Updated On: Jun 06, 2018

First Published: Jun 29, 2016

Expatriate Health Insurance

Get a quote for expat health insurance in Portugal from our partner, Cigna Global Health.
Get a Quote

Culture-Shock-in-PenicheAn Expat Talks about Culture Shock & Living in Peniche, Portugal

An expat in Peniche, Portugal talks about moving to Peniche and the culture shock he experienced. He never experienced "shock" as such. However, little things, experienced over months and months, seeped in and made him realized the cultural differences.

An expat in Peniche, Portugal talks about moving to Peniche and the culture shock he experienced. He never experienced "shock" as such. However, little things, experienced over months and months, see...

Living-in-LisbonAn Expat Discusses Living in Lisbon, Portugal

An expat living in Lisbon offers advice to others moving to Portugal about learning Portuguese, meeting people and enjoying expat life in Lisbon.

An expat living in Lisbon offers advice to others moving to Portugal about learning Portuguese, meeting people and enjoying expat life in Lisbon....

10 Tips for Living in Portugal

Expats in Portugal enjoy the Portuguese lifestyle, the beautiful landscapes, and the variety of places to visit and live.
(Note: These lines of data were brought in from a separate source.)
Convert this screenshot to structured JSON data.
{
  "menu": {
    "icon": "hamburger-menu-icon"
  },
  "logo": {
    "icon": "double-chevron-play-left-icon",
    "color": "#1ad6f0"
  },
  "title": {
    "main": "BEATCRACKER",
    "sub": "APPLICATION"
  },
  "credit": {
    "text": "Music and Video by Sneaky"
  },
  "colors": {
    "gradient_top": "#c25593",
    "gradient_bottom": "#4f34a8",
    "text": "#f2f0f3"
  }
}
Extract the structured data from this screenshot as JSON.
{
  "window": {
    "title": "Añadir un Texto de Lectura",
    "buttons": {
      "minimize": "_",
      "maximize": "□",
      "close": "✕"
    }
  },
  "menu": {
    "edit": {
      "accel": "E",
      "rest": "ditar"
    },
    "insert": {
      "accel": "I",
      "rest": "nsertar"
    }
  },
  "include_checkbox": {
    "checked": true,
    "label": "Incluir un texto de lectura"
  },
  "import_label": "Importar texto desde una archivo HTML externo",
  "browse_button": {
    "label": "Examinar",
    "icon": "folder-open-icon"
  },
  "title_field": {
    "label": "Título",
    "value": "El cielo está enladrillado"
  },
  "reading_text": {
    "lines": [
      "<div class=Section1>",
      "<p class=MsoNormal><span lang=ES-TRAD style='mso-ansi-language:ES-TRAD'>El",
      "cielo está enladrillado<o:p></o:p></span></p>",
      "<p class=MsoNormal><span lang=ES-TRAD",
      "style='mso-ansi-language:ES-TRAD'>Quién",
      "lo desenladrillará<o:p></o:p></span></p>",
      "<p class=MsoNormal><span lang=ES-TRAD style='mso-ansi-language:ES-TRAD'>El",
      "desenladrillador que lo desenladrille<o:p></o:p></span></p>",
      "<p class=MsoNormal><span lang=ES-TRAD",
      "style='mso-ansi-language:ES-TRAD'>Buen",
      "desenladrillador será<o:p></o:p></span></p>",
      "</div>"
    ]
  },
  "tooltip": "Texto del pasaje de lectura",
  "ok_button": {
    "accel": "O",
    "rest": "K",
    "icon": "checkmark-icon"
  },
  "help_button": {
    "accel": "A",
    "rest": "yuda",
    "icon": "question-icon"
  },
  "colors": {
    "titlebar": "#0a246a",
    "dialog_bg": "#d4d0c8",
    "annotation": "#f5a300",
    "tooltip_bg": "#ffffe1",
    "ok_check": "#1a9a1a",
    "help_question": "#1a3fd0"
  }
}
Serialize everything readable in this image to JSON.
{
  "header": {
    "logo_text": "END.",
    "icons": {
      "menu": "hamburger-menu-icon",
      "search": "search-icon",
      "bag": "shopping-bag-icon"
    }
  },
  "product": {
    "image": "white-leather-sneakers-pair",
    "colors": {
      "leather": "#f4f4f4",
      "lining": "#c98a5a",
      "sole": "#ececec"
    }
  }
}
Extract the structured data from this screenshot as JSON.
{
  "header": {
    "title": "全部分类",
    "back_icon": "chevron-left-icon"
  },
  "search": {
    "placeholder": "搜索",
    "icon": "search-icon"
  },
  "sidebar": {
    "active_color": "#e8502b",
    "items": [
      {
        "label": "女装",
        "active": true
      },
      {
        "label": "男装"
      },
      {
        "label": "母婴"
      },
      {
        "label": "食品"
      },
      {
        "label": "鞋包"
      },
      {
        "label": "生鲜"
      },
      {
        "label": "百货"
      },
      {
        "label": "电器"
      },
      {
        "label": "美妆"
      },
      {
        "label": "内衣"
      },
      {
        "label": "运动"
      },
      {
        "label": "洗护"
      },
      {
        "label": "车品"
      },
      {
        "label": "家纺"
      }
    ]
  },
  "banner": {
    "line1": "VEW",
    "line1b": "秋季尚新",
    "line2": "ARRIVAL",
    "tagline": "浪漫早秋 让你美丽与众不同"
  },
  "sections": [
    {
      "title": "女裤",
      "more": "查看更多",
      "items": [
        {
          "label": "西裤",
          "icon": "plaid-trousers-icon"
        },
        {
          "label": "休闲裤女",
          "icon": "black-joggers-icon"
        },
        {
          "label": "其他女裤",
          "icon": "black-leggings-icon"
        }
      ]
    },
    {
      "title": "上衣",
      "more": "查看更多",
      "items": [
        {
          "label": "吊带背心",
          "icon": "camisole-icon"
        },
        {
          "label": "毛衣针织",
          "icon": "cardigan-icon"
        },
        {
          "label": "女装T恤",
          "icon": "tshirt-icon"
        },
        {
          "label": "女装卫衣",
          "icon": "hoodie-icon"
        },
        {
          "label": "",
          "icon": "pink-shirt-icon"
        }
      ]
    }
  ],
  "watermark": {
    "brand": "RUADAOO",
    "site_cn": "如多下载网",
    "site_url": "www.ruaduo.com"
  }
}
Find information about where to live, health care, residency visas and more as you delve into how to live well in Portugal.

Expats in Portugal enjoy the Portuguese lifestyle, the beautiful landscapes, and the variety of places to visit and live. Find information about where to live, health care, residency visas and more a...

5 Great Places to Retire in Western Europe

We asked expats about great places to retire in Western Europe. While many Western European countries have prohibitively high living costs, there are a few areas that fit the retirement bill. These are some of the recommendations!

We asked expats about great places to retire in Western Europe. While many Western European countries have prohibitively high living costs, there are a few areas that fit the retirement bill. These ...

5 Best Places to Retire in Portugal

Expat retirees love Portugal for its welcoming people, gorgeous beaches, quaint towns and wonderful restaurants. In this article, we cover 5 great places to retire in Portugal.

Expat retirees love Portugal for its welcoming people, gorgeous beaches, quaint towns and wonderful restaurants. In this article, we cover 5 great places to retire in Portugal. ...

9 Expats Talk About What It's Really Like Living in Portugal

With it's beautiful beaches, historic cities, lower cost of living and welcoming Portuguese people, Portugal continues to be a popular expat destination. 9 expats talk about what it's really like living in Portugal.
With it's beautiful beaches, historic cities, lower cost of living and welcoming Portuguese people, Portugal continues to be a popular expat destination. 9 expats talk about what it's really like liv...

Portugal Guide
Other Links
Our Story Our Team Contact Us Submit an Article Advertising Travel Warnings

Copyright 1997-2019 Burlingame Interactive, Inc.

Privacy Policy Legal